Pete Behrens has an excellent outline with graphics of a quick overview presentation of agile that can be given to executives. The presentation focuses slightly on agile software development, but a similar presentation could be constructed for Agile Work in general.
From the article:
The study found that agility — the ability of the workplace to adapt to change — has emerged as the single highest priority in the workplace industry. The agile workplace needs to be flexible enough to support many ways of working — no one size fits all — and its boundaries need to expand to support work at any time, in any place, with anyone.
The study also examined the effects of the agile workplace. It discovered, for example, that organizational structures tend to be more team-oriented and less hierarchical when it’s easier for workers to collaborate across the boundaries of time, space and geography.
Cause or effect? I suspect that there is a positive feedback cycle at work here. As teams and organizations adopt agile practices, they adapt their workspaces to be more suitable. As the workspaces change, the organization is able to more effectively adopt agile practices.
At a team level this is certainly true in my experience. At first, many organizations adopt agile practices without, for example, having the team sit all in the same room. As the team becomes more proficient at the agile practices, it becomes more and more of a burden that the team is not co-located. At some point, it becomes critical for the team to be co-located if they are to become any more efficient. The organization/team then bends itself to enabling co-location. Once the team has found itself a space and moved in, it reaches a new level of effectiveness… until the next environmental constraint is encountered.

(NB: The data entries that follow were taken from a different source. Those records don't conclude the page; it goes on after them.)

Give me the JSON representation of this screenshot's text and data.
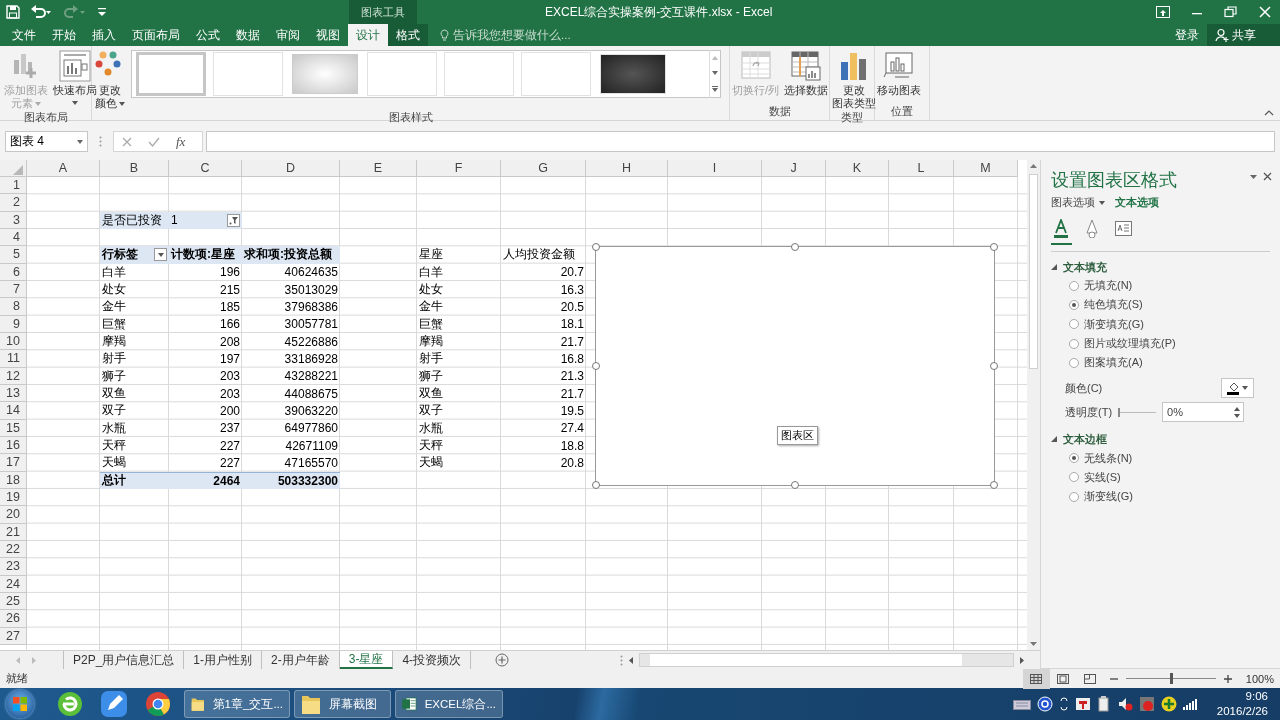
{
  "window": {
    "context_group": "图表工具",
    "title": "EXCEL综合实操案例-交互课件.xlsx - Excel"
  },
  "ribbon_tabs": [
    {
      "label": "文件",
      "selected": false,
      "context": false
    },
    {
      "label": "开始",
      "selected": false,
      "context": false
    },
    {
      "label": "插入",
      "selected": false,
      "context": false
    },
    {
      "label": "页面布局",
      "selected": false,
      "context": false
    },
    {
      "label": "公式",
      "selected": false,
      "context": false
    },
    {
      "label": "数据",
      "selected": false,
      "context": false
    },
    {
      "label": "审阅",
      "selected": false,
      "context": false
    },
    {
      "label": "视图",
      "selected": false,
      "context": false
    },
    {
      "label": "设计",
      "selected": true,
      "context": true
    },
    {
      "label": "格式",
      "selected": false,
      "context": true
    }
  ],
  "tell_me": {
    "placeholder": "告诉我您想要做什么..."
  },
  "account": {
    "sign_in": "登录",
    "share": "共享"
  },
  "ribbon_groups": [
    {
      "label": "图表布局",
      "buttons": [
        {
          "lines": [
            "添加图表",
            "元素"
          ],
          "disabled": true,
          "dropdown": true
        },
        {
          "lines": [
            "快速布局"
          ],
          "disabled": false,
          "dropdown": true
        }
      ]
    },
    {
      "label": "图表样式",
      "buttons": [
        {
          "lines": [
            "更改",
            "颜色"
          ],
          "disabled": false,
          "dropdown": true
        }
      ],
      "gallery": [
        {
          "kind": "plain",
          "selected": true
        },
        {
          "kind": "plain",
          "selected": false
        },
        {
          "kind": "gradient",
          "selected": false
        },
        {
          "kind": "plain",
          "selected": false
        },
        {
          "kind": "plain",
          "selected": false
        },
        {
          "kind": "plain",
          "selected": false
        },
        {
          "kind": "dark",
          "selected": false
        }
      ]
    },
    {
      "label": "数据",
      "buttons": [
        {
          "lines": [
            "切换行/列"
          ],
          "disabled": true,
          "dropdown": false
        },
        {
          "lines": [
            "选择数据"
          ],
          "disabled": false,
          "dropdown": false
        }
      ]
    },
    {
      "label": "类型",
      "buttons": [
        {
          "lines": [
            "更改",
            "图表类型"
          ],
          "disabled": false,
          "dropdown": false
        }
      ]
    },
    {
      "label": "位置",
      "buttons": [
        {
          "lines": [
            "移动图表"
          ],
          "disabled": false,
          "dropdown": false
        }
      ]
    }
  ],
  "formula_bar": {
    "name_box": "图表 4",
    "function_label": "fx"
  },
  "sheet": {
    "columns": [
      "A",
      "B",
      "C",
      "D",
      "E",
      "F",
      "G",
      "H",
      "I",
      "J",
      "K",
      "L",
      "M"
    ],
    "row_numbers": [
      "1",
      "2",
      "3",
      "4",
      "5",
      "6",
      "7",
      "8",
      "9",
      "10",
      "11",
      "12",
      "13",
      "14",
      "15",
      "16",
      "17",
      "18",
      "19",
      "20",
      "21",
      "22",
      "23",
      "24",
      "25",
      "26",
      "27"
    ]
  },
  "pivot_table": {
    "filter": {
      "label": "是否已投资",
      "value": "1"
    },
    "headers": [
      "行标签",
      "计数项:星座",
      "求和项:投资总额"
    ],
    "rows": [
      {
        "label": "白羊",
        "count": "196",
        "sum": "40624635"
      },
      {
        "label": "处女",
        "count": "215",
        "sum": "35013029"
      },
      {
        "label": "金牛",
        "count": "185",
        "sum": "37968386"
      },
      {
        "label": "巨蟹",
        "count": "166",
        "sum": "30057781"
      },
      {
        "label": "摩羯",
        "count": "208",
        "sum": "45226886"
      },
      {
        "label": "射手",
        "count": "197",
        "sum": "33186928"
      },
      {
        "label": "狮子",
        "count": "203",
        "sum": "43288221"
      },
      {
        "label": "双鱼",
        "count": "203",
        "sum": "44088675"
      },
      {
        "label": "双子",
        "count": "200",
        "sum": "39063220"
      },
      {
        "label": "水瓶",
        "count": "237",
        "sum": "64977860"
      },
      {
        "label": "天秤",
        "count": "227",
        "sum": "42671109"
      },
      {
        "label": "天蝎",
        "count": "227",
        "sum": "47165570"
      }
    ],
    "total": {
      "label": "总计",
      "count": "2464",
      "sum": "503332300"
    }
  },
  "average_table": {
    "headers": [
      "星座",
      "人均投资金额"
    ],
    "rows": [
      {
        "name": "白羊",
        "value": "20.7"
      },
      {
        "name": "处女",
        "value": "16.3"
      },
      {
        "name": "金牛",
        "value": "20.5"
      },
      {
        "name": "巨蟹",
        "value": "18.1"
      },
      {
        "name": "摩羯",
        "value": "21.7"
      },
      {
        "name": "射手",
        "value": "16.8"
      },
      {
        "name": "狮子",
        "value": "21.3"
      },
      {
        "name": "双鱼",
        "value": "21.7"
      },
      {
        "name": "双子",
        "value": "19.5"
      },
      {
        "name": "水瓶",
        "value": "27.4"
      },
      {
        "name": "天秤",
        "value": "18.8"
      },
      {
        "name": "天蝎",
        "value": "20.8"
      }
    ]
  },
  "chart_object": {
    "selected": true,
    "tooltip": "图表区"
  },
  "format_pane": {
    "title": "设置图表区格式",
    "tabs": [
      {
        "label": "图表选项",
        "selected": false
      },
      {
        "label": "文本选项",
        "selected": true
      }
    ],
    "icon_tabs": [
      {
        "selected": true
      },
      {
        "selected": false
      },
      {
        "selected": false
      }
    ],
    "sections": [
      {
        "title": "文本填充",
        "expanded": true,
        "items": [
          {
            "kind": "radio",
            "label": "无填充(N)",
            "selected": false
          },
          {
            "kind": "radio",
            "label": "纯色填充(S)",
            "selected": true
          },
          {
            "kind": "radio",
            "label": "渐变填充(G)",
            "selected": false
          },
          {
            "kind": "radio",
            "label": "图片或纹理填充(P)",
            "selected": false
          },
          {
            "kind": "radio",
            "label": "图案填充(A)",
            "selected": false
          },
          {
            "kind": "color",
            "label": "颜色(C)"
          },
          {
            "kind": "slider",
            "label": "透明度(T)",
            "level": 0,
            "value": "0%"
          }
        ]
      },
      {
        "title": "文本边框",
        "expanded": true,
        "items": [
          {
            "kind": "radio",
            "label": "无线条(N)",
            "selected": true
          },
          {
            "kind": "radio",
            "label": "实线(S)",
            "selected": false
          },
          {
            "kind": "radio",
            "label": "渐变线(G)",
            "selected": false
          }
        ]
      }
    ]
  },
  "sheet_tabs": [
    {
      "label": "P2P_用户信息汇总",
      "selected": false
    },
    {
      "label": "1-用户性别",
      "selected": false
    },
    {
      "label": "2-用户年龄",
      "selected": false
    },
    {
      "label": "3-星座",
      "selected": true
    },
    {
      "label": "4-投资频次",
      "selected": false
    }
  ],
  "status_bar": {
    "text": "就绪",
    "views": [
      {
        "selected": true
      },
      {
        "selected": false
      },
      {
        "selected": false
      }
    ],
    "zoom": {
      "level": 0.5,
      "value": "100%"
    }
  },
  "taskbar": {
    "tasks": [
      {
        "label": "第1章_交互..."
      },
      {
        "label": "屏幕截图"
      },
      {
        "label": "EXCEL综合..."
      }
    ],
    "time": "9:06",
    "date": "2016/2/26"
  }
}
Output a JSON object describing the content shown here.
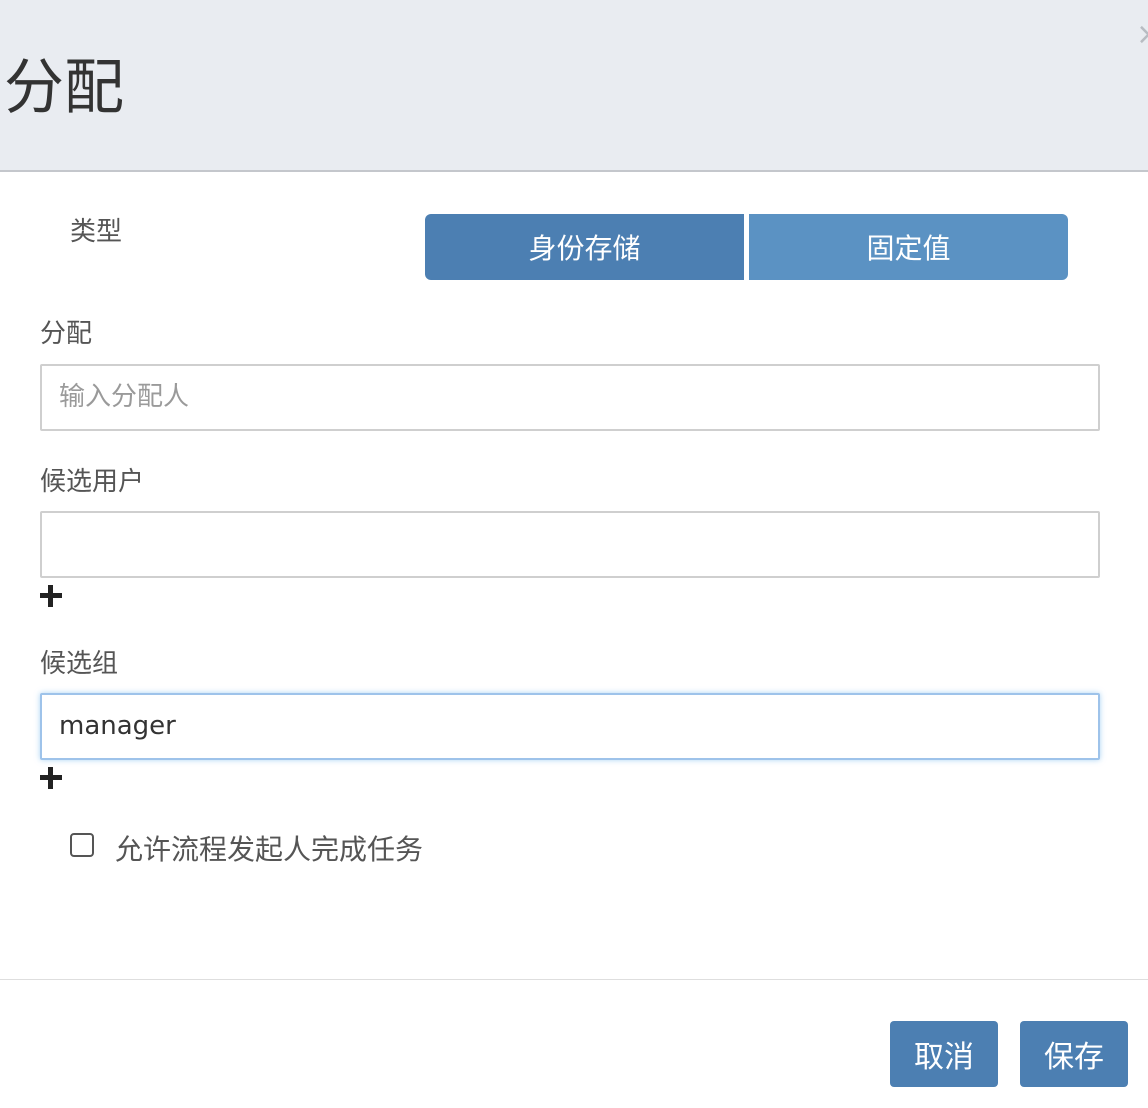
{
  "dialog": {
    "title": "分配",
    "close_icon": "×"
  },
  "type_section": {
    "label": "类型",
    "options": [
      "身份存储",
      "固定值"
    ],
    "colors": {
      "left": "#4c7fb2",
      "right": "#5b92c3"
    }
  },
  "assignee": {
    "label": "分配",
    "placeholder": "输入分配人",
    "value": ""
  },
  "candidate_users": {
    "label": "候选用户",
    "value": ""
  },
  "candidate_groups": {
    "label": "候选组",
    "value": "manager"
  },
  "allow_initiator": {
    "label": "允许流程发起人完成任务",
    "checked": false
  },
  "footer": {
    "cancel_label": "取消",
    "save_label": "保存"
  }
}
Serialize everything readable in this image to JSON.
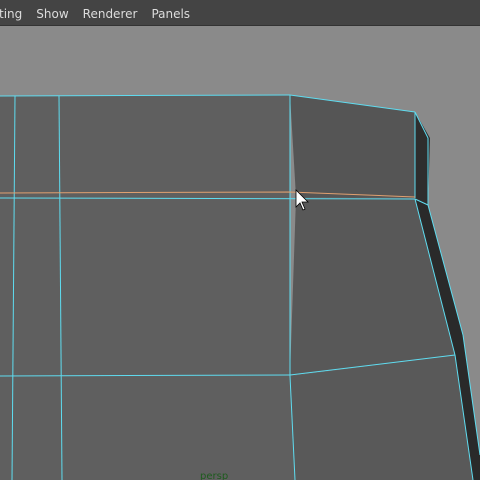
{
  "menubar": {
    "items": [
      {
        "label": "ting"
      },
      {
        "label": "Show"
      },
      {
        "label": "Renderer"
      },
      {
        "label": "Panels"
      }
    ]
  },
  "viewport": {
    "camera_label": "persp",
    "colors": {
      "background": "#8a8a8a",
      "mesh_face_light": "#5f5f5f",
      "mesh_face_dark": "#555555",
      "mesh_edge_dark": "#2a2a2a",
      "wire_selected": "#5fdcf0",
      "edge_highlight": "#e0a070",
      "camera_label": "#1e5c1e"
    },
    "cursor": "arrow-cursor-icon"
  }
}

Why smart people defend bad ideas by Scott Berkun looks at a fascinating, and fairly common, problem. Interestingly, this problem of smart people doing dumb things / defending bad ideas, is often related to perception. Agile principles and practices are about aligning perception among all the stakeholders, and in particular, between an execution team and the rest of the stakeholders. By aligning perception, the best environment is created for doing the right thing. In the case of a business, your project teams are the experts in “how” to do stuff, and your business teams are the experts in “why” to do stuff. This combination of “how” and “why” is done as efficiently as possible using agile work methods.